** Records for the task follows **
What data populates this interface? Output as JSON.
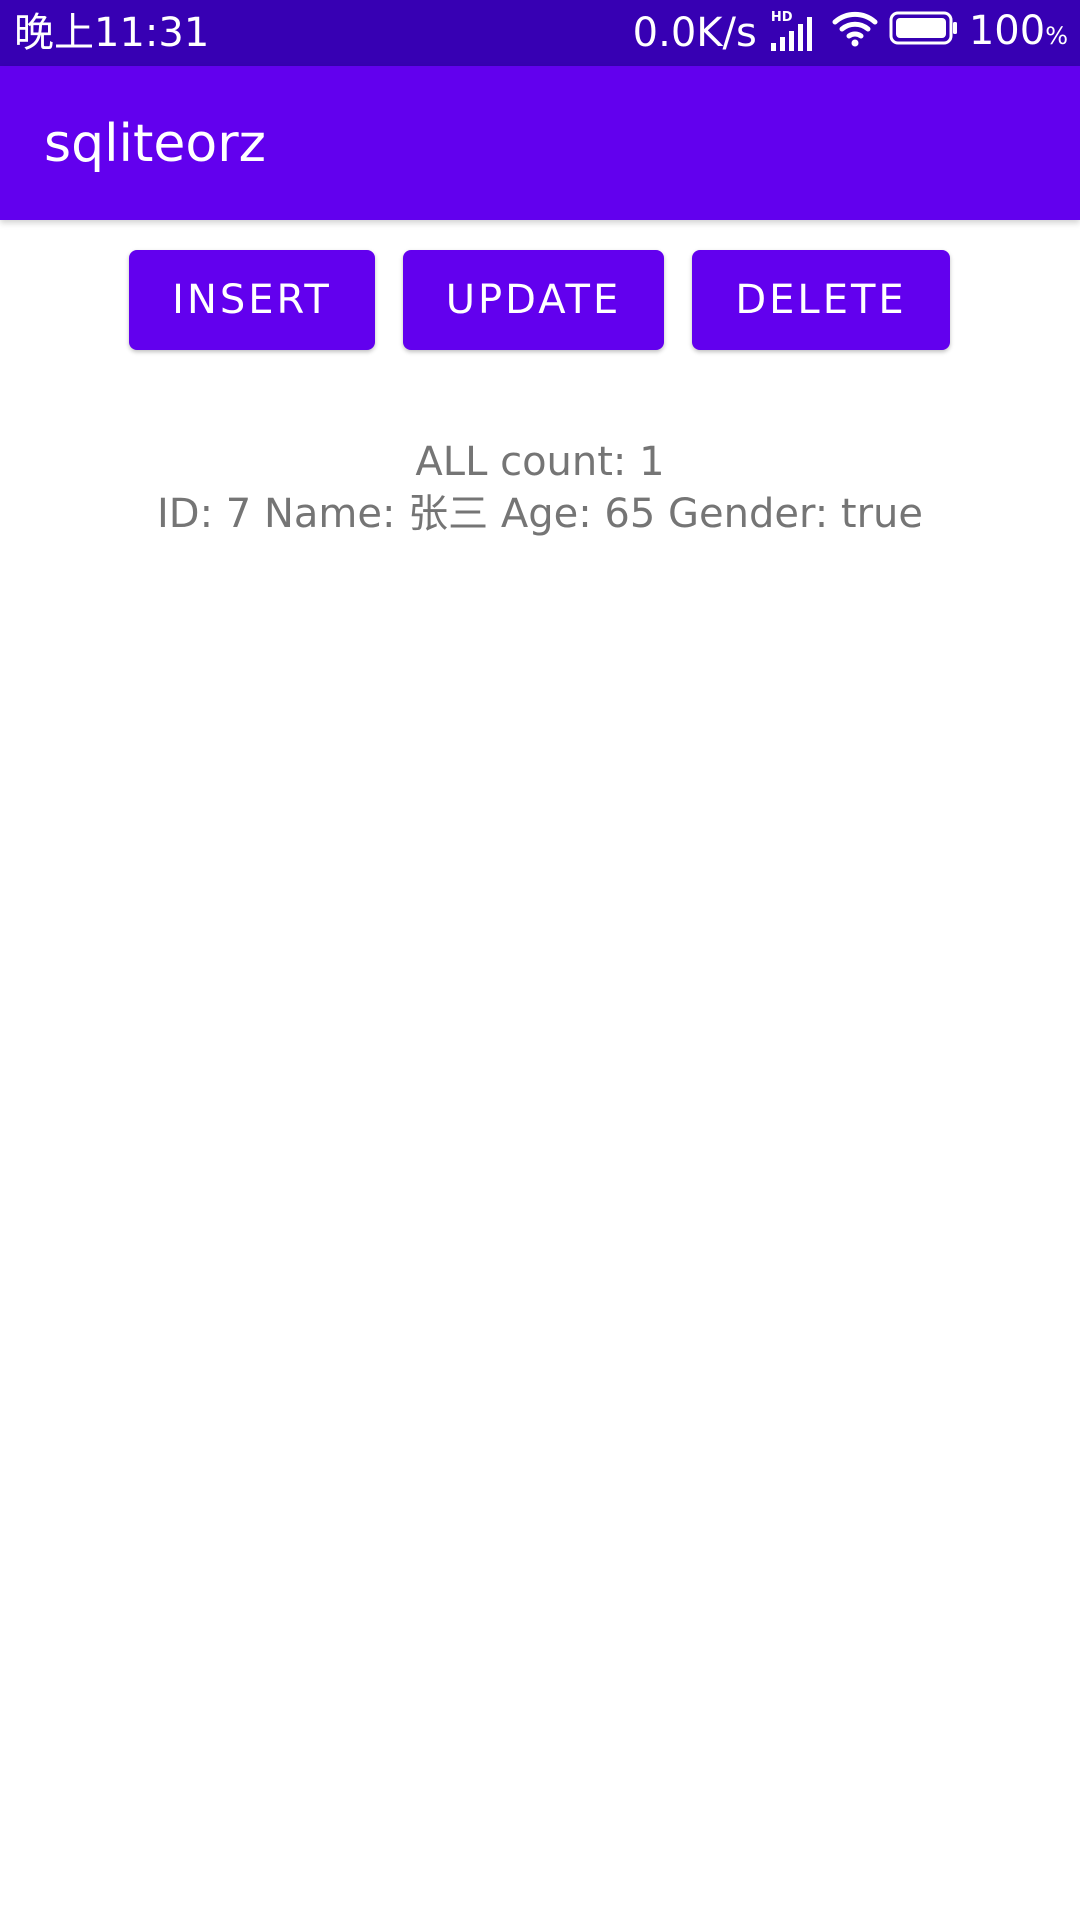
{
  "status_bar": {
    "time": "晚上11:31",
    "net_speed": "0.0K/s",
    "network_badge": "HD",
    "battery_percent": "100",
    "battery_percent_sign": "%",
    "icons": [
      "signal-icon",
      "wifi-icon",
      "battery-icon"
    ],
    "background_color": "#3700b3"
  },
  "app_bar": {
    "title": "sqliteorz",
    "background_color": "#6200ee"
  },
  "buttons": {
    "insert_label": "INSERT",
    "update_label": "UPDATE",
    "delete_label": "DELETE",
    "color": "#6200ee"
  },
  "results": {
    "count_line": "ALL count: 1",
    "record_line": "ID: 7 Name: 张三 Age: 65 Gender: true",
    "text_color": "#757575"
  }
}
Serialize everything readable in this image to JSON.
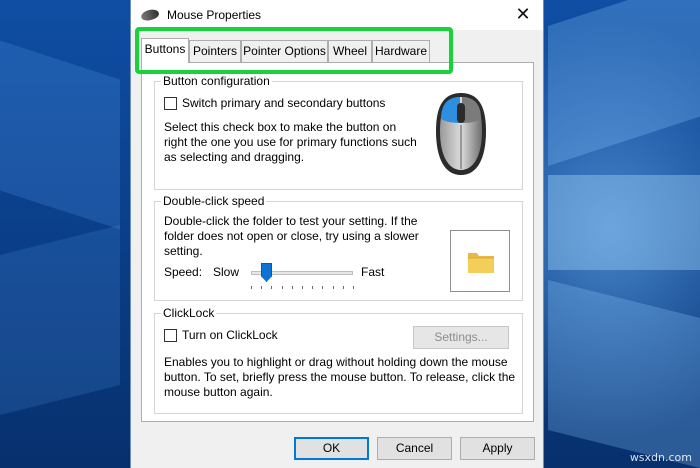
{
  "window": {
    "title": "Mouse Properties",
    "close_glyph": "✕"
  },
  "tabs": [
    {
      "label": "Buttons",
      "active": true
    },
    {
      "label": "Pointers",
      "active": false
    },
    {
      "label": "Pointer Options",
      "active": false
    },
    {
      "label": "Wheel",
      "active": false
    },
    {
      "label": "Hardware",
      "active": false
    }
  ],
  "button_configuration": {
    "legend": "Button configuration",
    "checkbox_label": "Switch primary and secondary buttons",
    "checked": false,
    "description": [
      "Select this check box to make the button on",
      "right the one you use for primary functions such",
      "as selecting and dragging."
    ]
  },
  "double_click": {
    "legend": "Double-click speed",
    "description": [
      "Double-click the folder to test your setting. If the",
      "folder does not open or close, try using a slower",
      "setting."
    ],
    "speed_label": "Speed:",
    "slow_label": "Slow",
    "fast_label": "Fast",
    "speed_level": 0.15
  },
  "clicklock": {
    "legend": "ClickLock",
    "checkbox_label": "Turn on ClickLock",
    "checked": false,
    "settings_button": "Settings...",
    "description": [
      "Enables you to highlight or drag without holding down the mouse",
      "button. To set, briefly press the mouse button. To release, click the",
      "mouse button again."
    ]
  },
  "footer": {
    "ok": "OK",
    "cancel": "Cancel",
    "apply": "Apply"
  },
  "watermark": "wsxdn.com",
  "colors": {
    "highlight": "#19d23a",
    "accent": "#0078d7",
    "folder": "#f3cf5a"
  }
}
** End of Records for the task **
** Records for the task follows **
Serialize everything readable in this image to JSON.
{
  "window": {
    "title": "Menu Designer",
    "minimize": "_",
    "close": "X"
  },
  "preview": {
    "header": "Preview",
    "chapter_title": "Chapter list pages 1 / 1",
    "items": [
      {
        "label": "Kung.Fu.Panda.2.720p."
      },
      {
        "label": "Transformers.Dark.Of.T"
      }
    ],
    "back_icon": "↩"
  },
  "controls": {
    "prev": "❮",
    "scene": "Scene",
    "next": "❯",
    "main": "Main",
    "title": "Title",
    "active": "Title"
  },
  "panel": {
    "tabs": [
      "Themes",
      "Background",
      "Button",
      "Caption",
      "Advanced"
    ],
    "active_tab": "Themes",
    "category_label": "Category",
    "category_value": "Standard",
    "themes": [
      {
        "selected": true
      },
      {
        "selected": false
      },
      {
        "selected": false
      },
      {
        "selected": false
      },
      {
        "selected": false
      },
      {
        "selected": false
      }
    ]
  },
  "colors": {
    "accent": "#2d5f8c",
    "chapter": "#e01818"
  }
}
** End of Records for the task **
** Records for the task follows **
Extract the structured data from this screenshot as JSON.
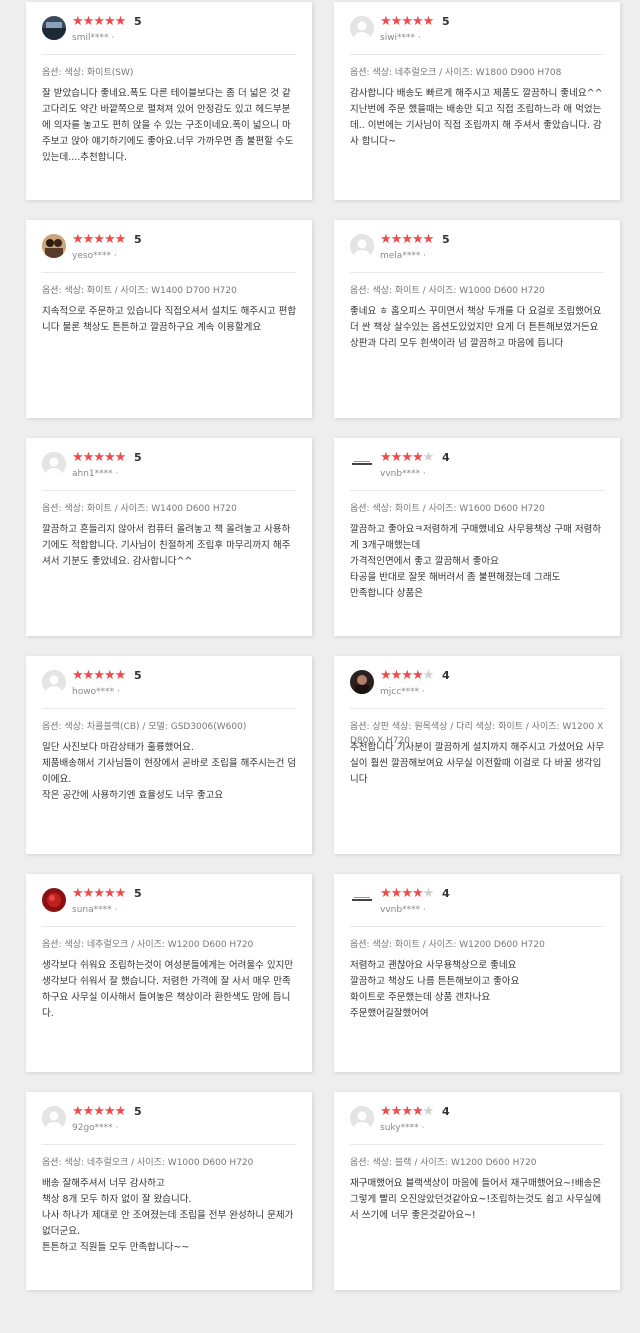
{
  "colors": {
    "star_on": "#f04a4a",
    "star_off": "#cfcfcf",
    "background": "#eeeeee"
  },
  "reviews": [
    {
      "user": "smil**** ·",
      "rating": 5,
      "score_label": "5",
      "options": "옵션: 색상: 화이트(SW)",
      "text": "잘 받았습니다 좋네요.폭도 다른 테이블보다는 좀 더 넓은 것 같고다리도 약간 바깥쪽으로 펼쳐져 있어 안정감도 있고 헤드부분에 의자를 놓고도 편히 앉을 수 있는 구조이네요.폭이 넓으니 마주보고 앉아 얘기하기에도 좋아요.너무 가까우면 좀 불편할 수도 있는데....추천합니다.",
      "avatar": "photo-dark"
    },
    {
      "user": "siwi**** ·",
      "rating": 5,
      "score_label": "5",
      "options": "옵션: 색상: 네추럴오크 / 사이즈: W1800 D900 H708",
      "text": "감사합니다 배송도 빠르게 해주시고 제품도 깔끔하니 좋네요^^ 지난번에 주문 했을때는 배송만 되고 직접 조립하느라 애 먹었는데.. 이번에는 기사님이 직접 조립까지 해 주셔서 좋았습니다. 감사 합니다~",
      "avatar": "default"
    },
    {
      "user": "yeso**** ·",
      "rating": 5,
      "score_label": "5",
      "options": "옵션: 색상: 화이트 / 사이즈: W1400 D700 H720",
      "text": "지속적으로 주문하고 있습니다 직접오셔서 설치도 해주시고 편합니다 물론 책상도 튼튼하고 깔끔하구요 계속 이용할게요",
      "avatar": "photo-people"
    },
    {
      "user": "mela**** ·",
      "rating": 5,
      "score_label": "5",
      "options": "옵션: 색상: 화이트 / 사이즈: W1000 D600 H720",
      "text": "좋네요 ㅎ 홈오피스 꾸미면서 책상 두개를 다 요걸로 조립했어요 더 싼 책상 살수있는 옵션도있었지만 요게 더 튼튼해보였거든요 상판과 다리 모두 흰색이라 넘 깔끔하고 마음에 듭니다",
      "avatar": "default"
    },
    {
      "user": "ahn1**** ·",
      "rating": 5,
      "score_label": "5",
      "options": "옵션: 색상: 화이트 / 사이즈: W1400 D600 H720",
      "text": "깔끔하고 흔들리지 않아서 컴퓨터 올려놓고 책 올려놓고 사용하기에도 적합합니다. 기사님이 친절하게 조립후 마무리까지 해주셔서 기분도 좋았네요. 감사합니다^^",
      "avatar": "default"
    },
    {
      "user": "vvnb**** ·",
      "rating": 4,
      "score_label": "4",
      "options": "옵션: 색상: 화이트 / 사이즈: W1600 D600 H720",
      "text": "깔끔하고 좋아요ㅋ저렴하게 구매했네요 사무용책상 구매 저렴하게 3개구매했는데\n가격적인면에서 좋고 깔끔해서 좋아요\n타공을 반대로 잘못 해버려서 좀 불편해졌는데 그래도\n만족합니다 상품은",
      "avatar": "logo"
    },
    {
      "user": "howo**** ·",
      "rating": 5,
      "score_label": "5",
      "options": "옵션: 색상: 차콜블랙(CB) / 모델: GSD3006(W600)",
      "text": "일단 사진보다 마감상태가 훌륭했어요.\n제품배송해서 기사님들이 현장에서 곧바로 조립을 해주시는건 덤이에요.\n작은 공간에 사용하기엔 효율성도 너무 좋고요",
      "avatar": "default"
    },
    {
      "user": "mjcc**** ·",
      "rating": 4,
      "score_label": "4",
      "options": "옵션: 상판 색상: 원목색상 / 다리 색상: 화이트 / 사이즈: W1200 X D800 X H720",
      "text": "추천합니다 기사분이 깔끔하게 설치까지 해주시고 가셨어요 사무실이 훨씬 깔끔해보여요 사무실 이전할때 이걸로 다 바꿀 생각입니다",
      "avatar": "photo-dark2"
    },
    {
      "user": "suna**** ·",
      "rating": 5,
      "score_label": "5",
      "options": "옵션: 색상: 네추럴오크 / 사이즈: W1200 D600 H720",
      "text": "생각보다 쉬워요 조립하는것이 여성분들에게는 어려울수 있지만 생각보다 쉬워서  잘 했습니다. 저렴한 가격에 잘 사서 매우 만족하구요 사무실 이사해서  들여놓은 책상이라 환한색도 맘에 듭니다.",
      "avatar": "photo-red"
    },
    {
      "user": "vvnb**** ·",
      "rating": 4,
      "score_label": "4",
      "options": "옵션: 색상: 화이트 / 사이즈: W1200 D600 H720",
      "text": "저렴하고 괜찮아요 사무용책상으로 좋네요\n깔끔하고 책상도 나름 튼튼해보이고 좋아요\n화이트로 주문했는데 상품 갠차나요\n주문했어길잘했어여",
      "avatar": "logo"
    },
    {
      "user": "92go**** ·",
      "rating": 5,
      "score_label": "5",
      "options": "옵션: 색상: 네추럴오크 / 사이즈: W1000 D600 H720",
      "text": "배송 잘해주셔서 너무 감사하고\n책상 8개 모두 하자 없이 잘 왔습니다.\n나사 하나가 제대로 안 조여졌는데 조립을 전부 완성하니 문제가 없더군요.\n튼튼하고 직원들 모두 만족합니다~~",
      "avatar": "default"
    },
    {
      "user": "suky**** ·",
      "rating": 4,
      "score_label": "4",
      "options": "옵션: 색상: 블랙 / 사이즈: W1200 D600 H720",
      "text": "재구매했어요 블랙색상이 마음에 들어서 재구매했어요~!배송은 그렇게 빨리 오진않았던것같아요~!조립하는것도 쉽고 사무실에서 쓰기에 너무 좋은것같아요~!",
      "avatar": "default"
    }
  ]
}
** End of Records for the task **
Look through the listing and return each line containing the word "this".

What data populates this interface? Output as JSON.
Serialize everything readable in this image to JSON.
      "Select this check box to make the button on",
Serialize everything readable in this image to JSON.
Extract the structured data from this screenshot as JSON.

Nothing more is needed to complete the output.